App and web page records
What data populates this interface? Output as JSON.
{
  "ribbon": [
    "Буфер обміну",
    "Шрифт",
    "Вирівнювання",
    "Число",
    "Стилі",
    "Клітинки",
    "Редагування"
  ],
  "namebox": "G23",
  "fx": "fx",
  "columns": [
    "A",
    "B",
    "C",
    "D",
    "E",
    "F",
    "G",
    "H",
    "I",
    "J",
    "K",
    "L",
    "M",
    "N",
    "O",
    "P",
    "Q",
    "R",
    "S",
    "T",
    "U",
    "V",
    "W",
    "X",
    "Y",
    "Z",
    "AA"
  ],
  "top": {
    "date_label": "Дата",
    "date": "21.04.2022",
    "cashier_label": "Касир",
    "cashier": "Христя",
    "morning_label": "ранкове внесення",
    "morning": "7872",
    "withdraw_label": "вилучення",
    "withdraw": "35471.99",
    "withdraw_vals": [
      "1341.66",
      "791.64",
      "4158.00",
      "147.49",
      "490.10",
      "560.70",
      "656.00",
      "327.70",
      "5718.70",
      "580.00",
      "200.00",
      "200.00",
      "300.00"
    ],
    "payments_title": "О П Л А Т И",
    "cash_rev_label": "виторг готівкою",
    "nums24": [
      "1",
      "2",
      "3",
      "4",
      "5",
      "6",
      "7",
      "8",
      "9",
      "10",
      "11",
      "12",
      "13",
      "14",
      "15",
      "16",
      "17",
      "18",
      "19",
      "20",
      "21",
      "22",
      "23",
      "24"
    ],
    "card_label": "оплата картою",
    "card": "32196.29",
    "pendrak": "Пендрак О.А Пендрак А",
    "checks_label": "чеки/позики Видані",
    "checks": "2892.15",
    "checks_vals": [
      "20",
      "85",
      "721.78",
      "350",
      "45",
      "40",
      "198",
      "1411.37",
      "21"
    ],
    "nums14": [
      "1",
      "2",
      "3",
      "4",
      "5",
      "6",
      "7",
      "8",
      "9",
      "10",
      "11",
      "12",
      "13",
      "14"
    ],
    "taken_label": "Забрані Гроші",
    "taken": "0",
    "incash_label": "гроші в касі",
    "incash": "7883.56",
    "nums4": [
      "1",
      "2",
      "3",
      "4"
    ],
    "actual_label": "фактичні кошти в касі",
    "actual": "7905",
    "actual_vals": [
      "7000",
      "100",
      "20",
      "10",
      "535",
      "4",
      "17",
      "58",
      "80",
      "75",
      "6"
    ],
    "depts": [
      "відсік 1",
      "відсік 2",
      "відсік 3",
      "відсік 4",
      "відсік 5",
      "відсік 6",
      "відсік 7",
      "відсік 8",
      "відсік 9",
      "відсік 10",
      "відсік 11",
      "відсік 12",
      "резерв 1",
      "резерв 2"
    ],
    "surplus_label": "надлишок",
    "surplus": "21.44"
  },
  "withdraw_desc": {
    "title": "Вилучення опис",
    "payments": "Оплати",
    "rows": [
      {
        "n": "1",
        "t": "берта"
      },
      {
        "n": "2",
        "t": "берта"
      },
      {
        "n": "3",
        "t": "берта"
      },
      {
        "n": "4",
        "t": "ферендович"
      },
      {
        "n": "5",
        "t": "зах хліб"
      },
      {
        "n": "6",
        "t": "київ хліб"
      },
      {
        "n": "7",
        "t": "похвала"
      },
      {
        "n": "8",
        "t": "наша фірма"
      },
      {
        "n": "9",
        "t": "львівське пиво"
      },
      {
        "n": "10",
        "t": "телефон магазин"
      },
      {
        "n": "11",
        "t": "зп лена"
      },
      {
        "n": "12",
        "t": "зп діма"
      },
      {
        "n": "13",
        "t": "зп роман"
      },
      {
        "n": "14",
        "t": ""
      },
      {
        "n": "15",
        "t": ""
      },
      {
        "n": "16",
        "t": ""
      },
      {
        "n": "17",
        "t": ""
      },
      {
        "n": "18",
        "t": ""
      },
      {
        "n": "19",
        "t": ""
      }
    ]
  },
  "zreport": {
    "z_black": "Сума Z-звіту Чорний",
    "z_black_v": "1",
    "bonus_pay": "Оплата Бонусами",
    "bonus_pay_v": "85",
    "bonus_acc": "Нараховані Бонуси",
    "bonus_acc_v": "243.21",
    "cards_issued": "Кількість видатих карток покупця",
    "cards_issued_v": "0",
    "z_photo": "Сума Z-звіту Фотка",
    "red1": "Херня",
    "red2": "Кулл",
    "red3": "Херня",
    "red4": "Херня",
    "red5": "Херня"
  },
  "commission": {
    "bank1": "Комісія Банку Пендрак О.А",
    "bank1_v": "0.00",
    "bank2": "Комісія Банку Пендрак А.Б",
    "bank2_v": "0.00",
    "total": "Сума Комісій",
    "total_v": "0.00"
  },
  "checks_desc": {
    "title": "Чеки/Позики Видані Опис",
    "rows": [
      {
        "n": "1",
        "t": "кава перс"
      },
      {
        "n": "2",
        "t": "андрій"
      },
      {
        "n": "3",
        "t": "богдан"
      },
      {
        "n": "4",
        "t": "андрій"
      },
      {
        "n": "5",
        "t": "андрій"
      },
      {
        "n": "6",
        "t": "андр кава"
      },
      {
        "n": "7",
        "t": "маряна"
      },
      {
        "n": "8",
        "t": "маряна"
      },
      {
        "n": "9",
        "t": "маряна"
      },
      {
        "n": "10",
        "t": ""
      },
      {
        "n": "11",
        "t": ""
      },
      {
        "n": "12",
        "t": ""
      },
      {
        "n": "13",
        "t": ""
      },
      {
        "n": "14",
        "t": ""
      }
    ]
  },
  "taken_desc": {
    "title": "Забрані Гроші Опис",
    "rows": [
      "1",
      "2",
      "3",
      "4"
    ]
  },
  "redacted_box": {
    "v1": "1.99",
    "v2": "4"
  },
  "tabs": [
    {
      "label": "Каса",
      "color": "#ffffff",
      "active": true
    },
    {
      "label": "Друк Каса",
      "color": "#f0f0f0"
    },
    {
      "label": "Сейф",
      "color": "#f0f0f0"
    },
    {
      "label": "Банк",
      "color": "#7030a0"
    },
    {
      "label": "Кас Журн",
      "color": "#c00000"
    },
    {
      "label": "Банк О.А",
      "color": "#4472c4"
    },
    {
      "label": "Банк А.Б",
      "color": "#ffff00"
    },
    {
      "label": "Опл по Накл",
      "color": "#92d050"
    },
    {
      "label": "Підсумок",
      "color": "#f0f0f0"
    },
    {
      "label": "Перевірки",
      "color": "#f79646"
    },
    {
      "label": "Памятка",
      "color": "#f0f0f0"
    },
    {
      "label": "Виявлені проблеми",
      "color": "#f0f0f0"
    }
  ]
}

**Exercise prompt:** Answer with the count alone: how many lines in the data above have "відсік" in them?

**Response:** 12